But the production really hit its stride when Robin Williams came on board as the Genie. In an unusual move for an animated film, the directors had Williams’ ad-lib all his dialogue. Musker and Clements would give Williams topics and direction for the dialogue, but allow him to just go crazy with his lines. Eric Goldberg, supervising animator for the Genie, then reviewed Williams’ recorded dialogue and selected the best gags and lines to fit into each scene. Typically, animators work from established dialogue. But in the case of using a someone so known for on the spot improvisation as Williams, letting him go wild was probably the best way to create more energy ion the film.
Williams did the film for scale- $75,000- but demanded that neither his name or image could be used to promote the film. Disney reneged on the deal, and this caused a rift between the two that lasted years. The first two direct to video Aladdin sequels featured Dan Castellaneta voicing the Genie because of this. Williams remained miffed at the studio until Katzenberg left, and his replacement Joe Roth apologies for the studio.

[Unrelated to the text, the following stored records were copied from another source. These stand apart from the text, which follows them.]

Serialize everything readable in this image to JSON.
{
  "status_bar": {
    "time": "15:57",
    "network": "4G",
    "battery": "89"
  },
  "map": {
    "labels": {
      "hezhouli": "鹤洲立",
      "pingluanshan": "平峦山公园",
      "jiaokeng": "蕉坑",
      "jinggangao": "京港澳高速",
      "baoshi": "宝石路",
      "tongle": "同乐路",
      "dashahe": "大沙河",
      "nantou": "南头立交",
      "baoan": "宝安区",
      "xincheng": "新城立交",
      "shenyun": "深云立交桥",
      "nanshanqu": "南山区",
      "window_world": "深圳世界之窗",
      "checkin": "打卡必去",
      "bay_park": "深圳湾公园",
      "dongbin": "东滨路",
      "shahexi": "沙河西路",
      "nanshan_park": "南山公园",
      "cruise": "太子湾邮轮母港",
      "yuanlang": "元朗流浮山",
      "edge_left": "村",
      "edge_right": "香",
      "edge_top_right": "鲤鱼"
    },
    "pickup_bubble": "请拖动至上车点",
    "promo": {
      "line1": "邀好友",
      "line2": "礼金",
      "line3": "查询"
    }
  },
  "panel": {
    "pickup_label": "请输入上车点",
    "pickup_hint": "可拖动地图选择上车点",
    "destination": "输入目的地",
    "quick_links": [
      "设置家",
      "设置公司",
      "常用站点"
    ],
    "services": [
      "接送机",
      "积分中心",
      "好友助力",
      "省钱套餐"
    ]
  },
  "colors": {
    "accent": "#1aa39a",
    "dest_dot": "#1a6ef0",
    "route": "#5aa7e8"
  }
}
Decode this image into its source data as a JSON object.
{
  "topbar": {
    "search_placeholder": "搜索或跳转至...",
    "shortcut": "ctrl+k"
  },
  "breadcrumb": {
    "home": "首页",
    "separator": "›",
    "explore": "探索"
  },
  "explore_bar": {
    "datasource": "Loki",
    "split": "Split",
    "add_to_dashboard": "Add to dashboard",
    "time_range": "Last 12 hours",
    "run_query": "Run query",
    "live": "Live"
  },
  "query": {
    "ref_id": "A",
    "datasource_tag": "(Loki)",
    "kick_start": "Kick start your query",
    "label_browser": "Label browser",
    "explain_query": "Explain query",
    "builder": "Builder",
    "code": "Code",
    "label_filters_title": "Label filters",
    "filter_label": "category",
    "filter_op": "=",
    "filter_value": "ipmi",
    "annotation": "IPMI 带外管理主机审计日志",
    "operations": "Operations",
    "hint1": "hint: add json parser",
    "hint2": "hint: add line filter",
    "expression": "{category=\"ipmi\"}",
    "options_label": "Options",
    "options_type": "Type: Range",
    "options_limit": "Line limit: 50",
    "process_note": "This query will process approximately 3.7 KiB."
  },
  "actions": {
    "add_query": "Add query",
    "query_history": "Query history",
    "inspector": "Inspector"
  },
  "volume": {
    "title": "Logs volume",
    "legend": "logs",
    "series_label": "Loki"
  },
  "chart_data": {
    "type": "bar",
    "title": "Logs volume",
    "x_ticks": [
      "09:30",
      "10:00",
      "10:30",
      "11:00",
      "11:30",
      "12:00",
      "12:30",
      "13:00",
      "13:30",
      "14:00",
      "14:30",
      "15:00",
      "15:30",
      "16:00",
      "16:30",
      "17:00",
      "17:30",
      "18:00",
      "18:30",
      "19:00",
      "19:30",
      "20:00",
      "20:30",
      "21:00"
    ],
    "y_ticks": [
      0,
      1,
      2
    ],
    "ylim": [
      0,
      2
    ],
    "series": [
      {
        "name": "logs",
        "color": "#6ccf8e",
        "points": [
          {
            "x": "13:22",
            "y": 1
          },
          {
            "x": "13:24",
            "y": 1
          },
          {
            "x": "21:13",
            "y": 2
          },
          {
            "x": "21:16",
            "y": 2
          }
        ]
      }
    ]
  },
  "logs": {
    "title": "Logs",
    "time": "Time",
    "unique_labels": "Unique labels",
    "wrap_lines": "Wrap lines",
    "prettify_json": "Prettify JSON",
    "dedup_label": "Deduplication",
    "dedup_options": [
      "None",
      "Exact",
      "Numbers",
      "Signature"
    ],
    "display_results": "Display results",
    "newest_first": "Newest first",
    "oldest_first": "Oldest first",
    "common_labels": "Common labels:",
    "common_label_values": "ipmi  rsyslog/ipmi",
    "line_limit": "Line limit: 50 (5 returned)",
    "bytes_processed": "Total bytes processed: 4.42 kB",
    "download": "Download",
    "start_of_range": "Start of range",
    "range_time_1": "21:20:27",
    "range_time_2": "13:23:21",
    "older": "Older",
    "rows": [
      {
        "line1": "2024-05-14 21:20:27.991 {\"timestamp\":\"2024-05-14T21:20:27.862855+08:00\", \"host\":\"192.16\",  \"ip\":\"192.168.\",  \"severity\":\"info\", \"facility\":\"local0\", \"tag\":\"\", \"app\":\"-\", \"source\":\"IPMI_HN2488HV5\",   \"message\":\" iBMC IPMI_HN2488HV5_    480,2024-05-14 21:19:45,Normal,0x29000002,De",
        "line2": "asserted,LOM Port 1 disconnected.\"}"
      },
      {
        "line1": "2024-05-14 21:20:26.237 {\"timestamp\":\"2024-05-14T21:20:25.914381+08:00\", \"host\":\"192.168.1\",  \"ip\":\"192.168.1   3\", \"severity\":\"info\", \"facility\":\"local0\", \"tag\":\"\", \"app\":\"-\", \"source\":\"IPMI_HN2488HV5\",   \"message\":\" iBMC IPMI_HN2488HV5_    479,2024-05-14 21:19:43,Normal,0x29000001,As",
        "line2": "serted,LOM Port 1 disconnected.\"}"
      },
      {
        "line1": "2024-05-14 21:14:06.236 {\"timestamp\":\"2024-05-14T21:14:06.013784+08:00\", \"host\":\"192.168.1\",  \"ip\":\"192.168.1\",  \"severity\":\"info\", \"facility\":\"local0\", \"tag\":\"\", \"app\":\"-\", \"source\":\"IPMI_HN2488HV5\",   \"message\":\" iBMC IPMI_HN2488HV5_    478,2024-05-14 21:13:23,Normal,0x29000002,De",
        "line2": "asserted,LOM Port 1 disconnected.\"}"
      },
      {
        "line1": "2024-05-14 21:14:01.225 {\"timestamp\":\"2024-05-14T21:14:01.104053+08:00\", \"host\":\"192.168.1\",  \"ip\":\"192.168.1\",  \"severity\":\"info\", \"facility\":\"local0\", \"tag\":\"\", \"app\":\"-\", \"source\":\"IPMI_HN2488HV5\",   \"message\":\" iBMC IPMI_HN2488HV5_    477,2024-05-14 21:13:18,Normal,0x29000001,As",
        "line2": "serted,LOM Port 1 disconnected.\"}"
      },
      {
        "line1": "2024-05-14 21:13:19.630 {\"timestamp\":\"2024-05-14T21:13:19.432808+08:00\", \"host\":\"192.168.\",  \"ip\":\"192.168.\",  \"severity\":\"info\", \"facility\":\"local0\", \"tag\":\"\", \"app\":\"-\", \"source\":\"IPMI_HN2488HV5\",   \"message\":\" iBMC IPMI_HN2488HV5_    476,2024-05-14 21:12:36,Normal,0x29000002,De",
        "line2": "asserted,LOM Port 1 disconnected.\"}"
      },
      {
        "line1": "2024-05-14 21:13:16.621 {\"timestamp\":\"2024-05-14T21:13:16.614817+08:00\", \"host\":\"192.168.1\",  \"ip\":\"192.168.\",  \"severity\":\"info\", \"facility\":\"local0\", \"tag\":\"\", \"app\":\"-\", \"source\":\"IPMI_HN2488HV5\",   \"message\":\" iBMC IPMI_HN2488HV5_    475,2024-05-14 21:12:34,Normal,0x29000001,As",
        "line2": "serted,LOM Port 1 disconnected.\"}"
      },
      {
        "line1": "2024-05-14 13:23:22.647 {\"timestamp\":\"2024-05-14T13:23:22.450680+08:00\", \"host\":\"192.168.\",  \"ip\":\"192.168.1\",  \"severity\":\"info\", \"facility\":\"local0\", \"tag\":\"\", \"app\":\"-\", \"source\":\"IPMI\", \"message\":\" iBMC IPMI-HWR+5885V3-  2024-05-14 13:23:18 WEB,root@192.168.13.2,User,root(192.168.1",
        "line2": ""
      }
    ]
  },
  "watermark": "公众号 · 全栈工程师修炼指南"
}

Further controversies continued to follow the film; one was incited by the American-Arab Anti-Discrimination Committee (ADC) who felt the lyrics to the opening song “Arabian Nights” were offensive to their sensibilities. Specifically, they felt the line “Where they cut off your ear if they don’t like your face” portrayed Arabs in a demeaning light. In July 1993 the line was changed to “Where it’s flat and immense and the heat is intense.”
Later, Anna Runge and the American Life League suggested (among other allegations) that Aladdin says “Good teenagers, take off your clothes,” to Rajah the Tiger during the balcony scene. The groups considered this a subliminal reference to promiscuity, and totally inappropriate for inclusion in a film their kids watched endlessly. Disney’s official statement was the line reads “Good kitty, take off and go…” and the word “kitty” is overlapped by Rajah’s snarl. After the word kitty, a second voice can be heard which has been suggested was accidentally grafted onto the soundtrack. Because of the controversy, Disney replaced the phrase with “Down, kitty” on the DVD release.
The film was made for about 28 million dollars. It ended up making back 20 million its first weekend, and 207 million US /504 million worldwide in its initial release. A slow climber, it opened as the number two film in the US, but by its fifth week had risen to number one, a rank it held 5 times during its 22 week run. Aladdin is the twenty-sixth highest grossing animated film and the third highest grossing traditionally animated feature worldwide, behind The Lion King and The Simpsons Movie.
Aladdin set a new record for video sales, according to The Guinness Book of Records. The video was released in North America in October 1993, and had sold over 24 million units in the United States and Canada by April 1994.
The film achieved record admissions in Brazil, where the video sold 280,000 units, also setting a new record for video sales in that country. The video also set a sales record in Japan (2.2 million copies by 1997).
Although the sultan allows Aladdin and Jasmine to wed, they don’t actually manage this until the end of the second sequel.